When you file an application for Social Security disability insurance (SSDI) or SSI disability benefits, the local Social Security office will want to gather more information from you. A claims representative will usually call you to do one of two things:
Your disability interview is a critical part of your claim because it's your first chance to prove that your medical condition is severe enough to prevent you from working. Here's what you need to know to prepare for your Social Security disability interview, including the questions you should expect.
When you have an appointment for an in-person disability interview, you'll meet with a claims representative at your local Social Security office. This is an important meeting, so you'll want to arrive a few minutes early. Punctuality shows respect to the representative you're meeting.
It's okay to dress comfortably, but you should choose modest clothing that's neat and clean. You don't want your appearance to be a distraction.
What should you bring with you?
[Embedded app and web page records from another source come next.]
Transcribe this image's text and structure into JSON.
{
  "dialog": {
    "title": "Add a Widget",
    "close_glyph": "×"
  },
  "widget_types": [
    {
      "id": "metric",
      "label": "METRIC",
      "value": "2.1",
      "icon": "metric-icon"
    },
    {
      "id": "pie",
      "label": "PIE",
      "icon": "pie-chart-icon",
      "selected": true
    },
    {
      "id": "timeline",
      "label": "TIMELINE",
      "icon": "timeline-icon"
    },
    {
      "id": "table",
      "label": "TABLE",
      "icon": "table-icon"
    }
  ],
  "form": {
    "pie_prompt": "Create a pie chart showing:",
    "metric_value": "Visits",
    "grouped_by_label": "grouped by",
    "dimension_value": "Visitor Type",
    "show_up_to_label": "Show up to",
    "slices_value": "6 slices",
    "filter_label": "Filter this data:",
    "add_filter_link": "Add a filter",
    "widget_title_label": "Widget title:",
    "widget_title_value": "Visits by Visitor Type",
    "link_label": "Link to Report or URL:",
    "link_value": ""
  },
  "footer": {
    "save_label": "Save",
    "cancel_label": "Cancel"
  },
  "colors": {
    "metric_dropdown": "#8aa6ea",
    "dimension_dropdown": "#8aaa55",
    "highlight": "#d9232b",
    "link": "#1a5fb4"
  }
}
Bring any medical records you have and other documents you'll need to answer the Social Security rep's questions (see below). But if possible, don't bring your children. Children can be distracting, and if you're able to care well for your children during the interview, you might give the impression that you're not really disabled.
Some disability interviews are conducted by phone, rather than in person. Being able to answer questions over the phone can be a great benefit to you, especially if an in-person interview would mean making a long trip to the Social Security office.
A Social Security claims rep will contact you to schedule your phone interview for a specific date and time. You should prepare for the phone appointment and be near your phone in a quiet area at the specified date and time.
If your Social Security interview will be conducted by phone, you'll want to prepare for it just as you would for an in-person interview. Here are some tips to help you get ready.
Whether your disability interview is in person or by phone, a claims representative from the Social Security office will ask you a series of questions. You'll need to answer questions about your medical condition and other things like where you've worked in the past 15 years and what duties you performed for each job.
The interview normally takes about an hour, provided you've prepared in advance by gathering your past work and medical histories. The important thing to remember about the SSDI or SSI interview is that it's basically a fact-finding process—no decision on your claim will be made at the time of the interview.
Here is the series of interview questions the Social Security claims rep will ask you, starting with your basic information and ending with your direct deposit details.
If you're applying for Supplemental Security Income (SSI), Social Security will also ask the following:
You can help your initial interview go smoothly by being prepared with the names, addresses, and phone numbers of all the places you've received medical care for your disability within the past twelve months, including:
You should also have the contact information available for all past employment supervisors, including business addresses and phone numbers. In addition, you should figure out the approximate start and end dates for each job that you worked in the last 15 years. It helps to write all of this down so you have it right in front of you during the interview.
Social Security should send you a form to fill out beforehand. If you don't receive it in time, write your information out on a sheet of paper in a clear, organized fashion.
Having this information written down will allow the Social Security rep to process your information more quickly so that the field office rep can forward it to the state agency that'll decide your claim. This agency is commonly called Disability Determination Services (DDS), but the name can vary from state to state.
Once you've completed your disability interview, the claims rep will review your non-medical eligibility requirements, which include your:
Next, the claims rep will submit your claim to a disability claims examiner at your state's DDS office who will make the initial decision on your claim. To learn more about the next steps in the determination process, see our article about what happens at DDS.
Updated April 21, 2023